            “We just happened to come here.” He spoke as flatly as he could manage. “We noticed your car was here and decided to wait until you’d left to speak with Ms. Yule.”


            “What do you want to speak with her about?” I kept being smug, because it annoyed him. “I might not be leaving just yet.”


            “Just the basics.” He said, in a voice that sounded almost supplicant. “Where she was, does she know anything, those sort of questions.”


            “Why are you being so nice all the sudden?” I asked. “You’ve not threatened to arrest me once and we’ve been talking for nearly forty seconds now.”


            “I wasn’t aware I was being any nicer than usual.”


            “Did Noonan happen to mention who was paying my tab?” I smiled at him with a smug smirk.


            “I believe the conversation I had with Detective Noonan did cover that subject, yes.” He admitted.


            “I see.” I nodded sagely. “You’re even more scared of the Fat Man than you are of me, eh?”


            “I work for the government.” His jaw worked as he spoke like an animatronic toy. “I only have to fear things the government has to fear.”


            “Fuck.” I said with amazement. “If you have to fear everything the government fears it’s a wonder you ever come out from under the bed. I mean there might be gays thinking about holding hands and talking about getting married right in one of these houses. Black and white people might be getting along and deciding the war is a bad idea. There could even be a Muslim within a ten-mile radius quietly reading a book. I’d run screaming if I were you.”


            I couldn’t think of any retort to that comment that would be worth listening to, so I turned and walked away. If I couldn’t think of a good comeback for that, then it was a certainty that Smith wouldn’t be able to come up with one. I was six times cleverer than Smith in my sleep, and since I was currently awake, the total number of times I was smarter would have to be higher. Not wishing to have to listen to a sub-par comeback from a mentally impaired agent, I decided to get in my car and leave.


            I didn’t see anyone following me as I got on the freeway, or as I drove along my route, but that doesn’t mean that they weren’t following. I would have been able to see them, but they might have been clever and been following with a team, which is harder to spot. I was pretty sure that I wasn’t being watched though. It’s hard to suspect a completely empty road of harboring spies, even for me.

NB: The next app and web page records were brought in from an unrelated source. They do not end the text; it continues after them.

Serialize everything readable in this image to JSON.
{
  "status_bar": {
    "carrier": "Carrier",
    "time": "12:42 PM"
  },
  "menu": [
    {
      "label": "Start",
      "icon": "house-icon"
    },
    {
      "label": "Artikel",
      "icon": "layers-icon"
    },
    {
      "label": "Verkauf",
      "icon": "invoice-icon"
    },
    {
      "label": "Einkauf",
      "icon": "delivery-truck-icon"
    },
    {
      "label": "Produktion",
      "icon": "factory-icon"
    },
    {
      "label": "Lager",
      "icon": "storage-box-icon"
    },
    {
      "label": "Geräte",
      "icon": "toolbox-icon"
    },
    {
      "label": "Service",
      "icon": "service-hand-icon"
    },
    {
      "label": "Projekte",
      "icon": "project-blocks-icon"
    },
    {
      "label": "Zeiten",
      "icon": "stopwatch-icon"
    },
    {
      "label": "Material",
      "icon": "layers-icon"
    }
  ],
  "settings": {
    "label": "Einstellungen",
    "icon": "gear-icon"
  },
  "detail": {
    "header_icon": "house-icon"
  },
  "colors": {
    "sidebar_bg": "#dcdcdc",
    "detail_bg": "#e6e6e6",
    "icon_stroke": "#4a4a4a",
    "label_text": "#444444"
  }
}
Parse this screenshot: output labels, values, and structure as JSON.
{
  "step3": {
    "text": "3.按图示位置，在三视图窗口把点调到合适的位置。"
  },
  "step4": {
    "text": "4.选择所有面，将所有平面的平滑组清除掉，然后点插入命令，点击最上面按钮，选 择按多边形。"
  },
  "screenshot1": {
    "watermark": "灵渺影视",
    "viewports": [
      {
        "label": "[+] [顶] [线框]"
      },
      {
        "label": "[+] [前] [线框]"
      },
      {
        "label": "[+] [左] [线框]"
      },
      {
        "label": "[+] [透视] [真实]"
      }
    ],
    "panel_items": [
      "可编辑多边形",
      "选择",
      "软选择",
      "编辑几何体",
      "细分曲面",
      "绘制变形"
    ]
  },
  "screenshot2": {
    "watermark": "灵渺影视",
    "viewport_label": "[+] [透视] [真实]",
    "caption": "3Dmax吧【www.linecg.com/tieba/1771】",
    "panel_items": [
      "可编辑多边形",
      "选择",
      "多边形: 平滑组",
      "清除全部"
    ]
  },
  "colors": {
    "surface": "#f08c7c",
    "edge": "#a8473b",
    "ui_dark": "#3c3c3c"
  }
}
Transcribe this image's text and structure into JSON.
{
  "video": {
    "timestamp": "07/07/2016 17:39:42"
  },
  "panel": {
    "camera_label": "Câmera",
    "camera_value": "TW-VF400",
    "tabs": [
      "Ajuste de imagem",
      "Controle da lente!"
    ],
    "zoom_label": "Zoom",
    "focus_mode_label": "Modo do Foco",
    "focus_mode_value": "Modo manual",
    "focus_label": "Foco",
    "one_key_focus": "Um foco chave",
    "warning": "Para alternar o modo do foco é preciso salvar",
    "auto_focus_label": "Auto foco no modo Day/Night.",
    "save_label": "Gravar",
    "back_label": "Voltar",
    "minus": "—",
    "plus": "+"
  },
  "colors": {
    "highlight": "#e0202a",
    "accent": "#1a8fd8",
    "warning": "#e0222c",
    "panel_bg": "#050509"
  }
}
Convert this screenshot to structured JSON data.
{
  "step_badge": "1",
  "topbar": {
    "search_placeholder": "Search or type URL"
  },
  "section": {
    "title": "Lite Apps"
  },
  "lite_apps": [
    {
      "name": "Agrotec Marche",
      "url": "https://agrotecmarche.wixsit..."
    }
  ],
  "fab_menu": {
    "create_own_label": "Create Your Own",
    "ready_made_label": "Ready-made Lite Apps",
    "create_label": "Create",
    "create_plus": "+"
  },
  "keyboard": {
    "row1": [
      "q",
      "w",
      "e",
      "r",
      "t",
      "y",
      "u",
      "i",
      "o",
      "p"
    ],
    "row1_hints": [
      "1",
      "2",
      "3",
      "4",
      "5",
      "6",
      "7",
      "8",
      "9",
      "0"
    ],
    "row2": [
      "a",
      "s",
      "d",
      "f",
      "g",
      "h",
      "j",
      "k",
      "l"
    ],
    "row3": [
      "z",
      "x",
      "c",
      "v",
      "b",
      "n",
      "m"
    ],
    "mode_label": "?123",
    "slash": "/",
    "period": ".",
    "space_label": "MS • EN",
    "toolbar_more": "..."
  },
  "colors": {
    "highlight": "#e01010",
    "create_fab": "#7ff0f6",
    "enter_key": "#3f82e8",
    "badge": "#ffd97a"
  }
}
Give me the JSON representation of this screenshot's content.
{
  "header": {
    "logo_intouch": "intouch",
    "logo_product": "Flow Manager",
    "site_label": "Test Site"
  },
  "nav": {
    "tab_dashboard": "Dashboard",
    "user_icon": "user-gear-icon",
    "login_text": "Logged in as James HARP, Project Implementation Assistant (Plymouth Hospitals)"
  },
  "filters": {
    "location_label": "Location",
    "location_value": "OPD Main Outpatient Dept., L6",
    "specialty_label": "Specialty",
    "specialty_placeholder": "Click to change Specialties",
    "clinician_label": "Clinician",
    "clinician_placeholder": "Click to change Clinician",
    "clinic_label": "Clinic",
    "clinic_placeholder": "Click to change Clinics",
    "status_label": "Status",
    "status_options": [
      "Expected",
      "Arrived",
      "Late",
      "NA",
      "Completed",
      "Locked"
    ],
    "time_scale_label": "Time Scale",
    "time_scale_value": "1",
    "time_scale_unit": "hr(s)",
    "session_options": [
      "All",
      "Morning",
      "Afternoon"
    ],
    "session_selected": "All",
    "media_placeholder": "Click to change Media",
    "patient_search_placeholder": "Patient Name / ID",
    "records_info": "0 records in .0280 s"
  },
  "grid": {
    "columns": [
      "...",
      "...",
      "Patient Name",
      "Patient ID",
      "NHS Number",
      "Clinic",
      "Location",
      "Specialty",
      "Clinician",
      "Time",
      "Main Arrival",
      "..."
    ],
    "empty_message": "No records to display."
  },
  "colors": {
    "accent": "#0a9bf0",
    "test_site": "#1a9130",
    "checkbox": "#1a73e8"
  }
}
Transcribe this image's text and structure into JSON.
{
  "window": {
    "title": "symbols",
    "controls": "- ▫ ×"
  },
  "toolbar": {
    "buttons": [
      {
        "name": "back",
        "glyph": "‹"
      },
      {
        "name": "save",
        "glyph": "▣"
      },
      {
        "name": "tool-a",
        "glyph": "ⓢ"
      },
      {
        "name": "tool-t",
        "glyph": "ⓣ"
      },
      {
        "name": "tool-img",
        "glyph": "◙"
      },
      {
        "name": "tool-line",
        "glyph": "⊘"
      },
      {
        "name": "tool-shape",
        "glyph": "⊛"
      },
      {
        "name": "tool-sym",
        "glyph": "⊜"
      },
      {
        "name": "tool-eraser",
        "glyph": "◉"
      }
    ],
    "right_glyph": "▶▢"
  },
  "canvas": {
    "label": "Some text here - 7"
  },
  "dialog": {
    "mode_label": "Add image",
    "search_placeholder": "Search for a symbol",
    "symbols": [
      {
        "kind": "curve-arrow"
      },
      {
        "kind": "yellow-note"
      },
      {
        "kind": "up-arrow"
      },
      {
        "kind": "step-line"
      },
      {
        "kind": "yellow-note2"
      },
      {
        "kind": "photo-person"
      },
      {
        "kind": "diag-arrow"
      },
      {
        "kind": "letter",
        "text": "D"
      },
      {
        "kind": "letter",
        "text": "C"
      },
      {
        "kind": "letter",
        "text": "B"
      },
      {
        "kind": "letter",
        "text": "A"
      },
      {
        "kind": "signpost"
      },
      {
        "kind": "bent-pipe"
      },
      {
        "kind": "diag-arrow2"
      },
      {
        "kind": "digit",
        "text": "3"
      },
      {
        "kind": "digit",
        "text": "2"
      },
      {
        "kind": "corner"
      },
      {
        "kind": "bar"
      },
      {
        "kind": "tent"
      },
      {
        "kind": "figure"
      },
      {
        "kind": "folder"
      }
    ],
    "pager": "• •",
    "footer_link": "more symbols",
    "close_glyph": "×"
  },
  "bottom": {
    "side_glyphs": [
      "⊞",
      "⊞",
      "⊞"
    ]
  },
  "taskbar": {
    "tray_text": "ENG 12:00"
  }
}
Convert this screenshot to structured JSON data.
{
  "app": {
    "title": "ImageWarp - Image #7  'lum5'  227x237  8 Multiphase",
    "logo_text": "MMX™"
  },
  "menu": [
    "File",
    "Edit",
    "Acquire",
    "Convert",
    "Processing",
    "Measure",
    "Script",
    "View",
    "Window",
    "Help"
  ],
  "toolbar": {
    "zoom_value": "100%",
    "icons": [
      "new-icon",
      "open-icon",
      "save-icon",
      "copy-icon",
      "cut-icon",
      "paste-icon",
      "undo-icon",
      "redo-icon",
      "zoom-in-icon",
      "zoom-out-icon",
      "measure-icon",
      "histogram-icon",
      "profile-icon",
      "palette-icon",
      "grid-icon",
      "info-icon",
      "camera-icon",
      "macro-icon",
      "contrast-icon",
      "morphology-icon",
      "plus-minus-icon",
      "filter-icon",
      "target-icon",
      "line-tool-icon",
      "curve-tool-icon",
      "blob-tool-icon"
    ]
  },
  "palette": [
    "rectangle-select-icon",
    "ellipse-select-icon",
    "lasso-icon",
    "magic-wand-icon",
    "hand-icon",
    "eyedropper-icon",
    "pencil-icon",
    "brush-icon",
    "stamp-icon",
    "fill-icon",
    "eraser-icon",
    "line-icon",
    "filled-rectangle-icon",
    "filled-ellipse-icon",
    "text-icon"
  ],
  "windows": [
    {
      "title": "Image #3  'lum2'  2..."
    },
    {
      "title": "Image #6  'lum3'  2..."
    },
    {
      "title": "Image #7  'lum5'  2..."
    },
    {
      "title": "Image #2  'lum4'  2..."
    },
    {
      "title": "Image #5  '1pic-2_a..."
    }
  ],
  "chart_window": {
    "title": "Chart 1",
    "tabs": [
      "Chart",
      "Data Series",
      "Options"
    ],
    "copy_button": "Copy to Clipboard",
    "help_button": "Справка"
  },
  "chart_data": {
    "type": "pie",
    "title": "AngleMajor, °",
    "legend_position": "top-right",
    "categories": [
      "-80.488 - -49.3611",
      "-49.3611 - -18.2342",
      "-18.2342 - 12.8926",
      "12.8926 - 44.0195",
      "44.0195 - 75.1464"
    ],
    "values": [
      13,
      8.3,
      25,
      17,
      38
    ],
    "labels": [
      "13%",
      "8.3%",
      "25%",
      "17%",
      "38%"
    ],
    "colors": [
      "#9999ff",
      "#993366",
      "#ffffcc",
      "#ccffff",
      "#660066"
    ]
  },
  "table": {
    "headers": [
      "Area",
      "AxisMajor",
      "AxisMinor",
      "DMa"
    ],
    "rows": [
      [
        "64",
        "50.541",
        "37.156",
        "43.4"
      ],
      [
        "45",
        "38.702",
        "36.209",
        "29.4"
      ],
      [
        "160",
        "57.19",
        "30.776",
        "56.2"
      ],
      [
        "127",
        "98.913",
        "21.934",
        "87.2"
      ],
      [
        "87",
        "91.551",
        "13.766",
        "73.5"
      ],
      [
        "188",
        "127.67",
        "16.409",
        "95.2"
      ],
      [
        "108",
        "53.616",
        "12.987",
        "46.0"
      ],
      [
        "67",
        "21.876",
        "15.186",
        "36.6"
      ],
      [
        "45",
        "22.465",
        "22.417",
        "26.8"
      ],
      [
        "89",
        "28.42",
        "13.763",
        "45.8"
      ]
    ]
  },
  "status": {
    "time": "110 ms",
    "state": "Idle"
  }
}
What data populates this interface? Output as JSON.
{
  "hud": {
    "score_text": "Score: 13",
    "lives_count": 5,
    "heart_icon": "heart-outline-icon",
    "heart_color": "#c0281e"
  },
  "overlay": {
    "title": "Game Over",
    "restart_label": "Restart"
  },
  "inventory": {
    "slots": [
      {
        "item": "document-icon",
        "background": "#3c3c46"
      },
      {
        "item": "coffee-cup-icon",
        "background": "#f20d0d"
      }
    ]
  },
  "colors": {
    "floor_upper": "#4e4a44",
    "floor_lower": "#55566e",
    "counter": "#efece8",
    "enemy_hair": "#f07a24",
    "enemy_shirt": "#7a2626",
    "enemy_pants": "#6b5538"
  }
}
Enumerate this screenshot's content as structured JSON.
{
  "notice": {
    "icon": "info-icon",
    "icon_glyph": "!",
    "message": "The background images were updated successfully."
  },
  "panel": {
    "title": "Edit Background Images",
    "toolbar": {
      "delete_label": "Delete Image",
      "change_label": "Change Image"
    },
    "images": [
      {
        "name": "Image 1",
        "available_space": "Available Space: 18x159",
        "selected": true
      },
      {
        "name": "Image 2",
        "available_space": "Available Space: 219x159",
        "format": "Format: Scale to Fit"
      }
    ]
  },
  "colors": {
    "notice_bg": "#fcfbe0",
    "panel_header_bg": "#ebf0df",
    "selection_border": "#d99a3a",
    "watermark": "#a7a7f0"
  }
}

This is part seven of twenty-five, come back tomorrow for part eight and every day this month until we’re done to see what happens next. If you get lost, one of the tags here should help you. The HBC tag will take you to the story while the Jack Tag will take you to Part One of every story we post here.


December 7, 2008 Posted by | Fiction | | Leave a comment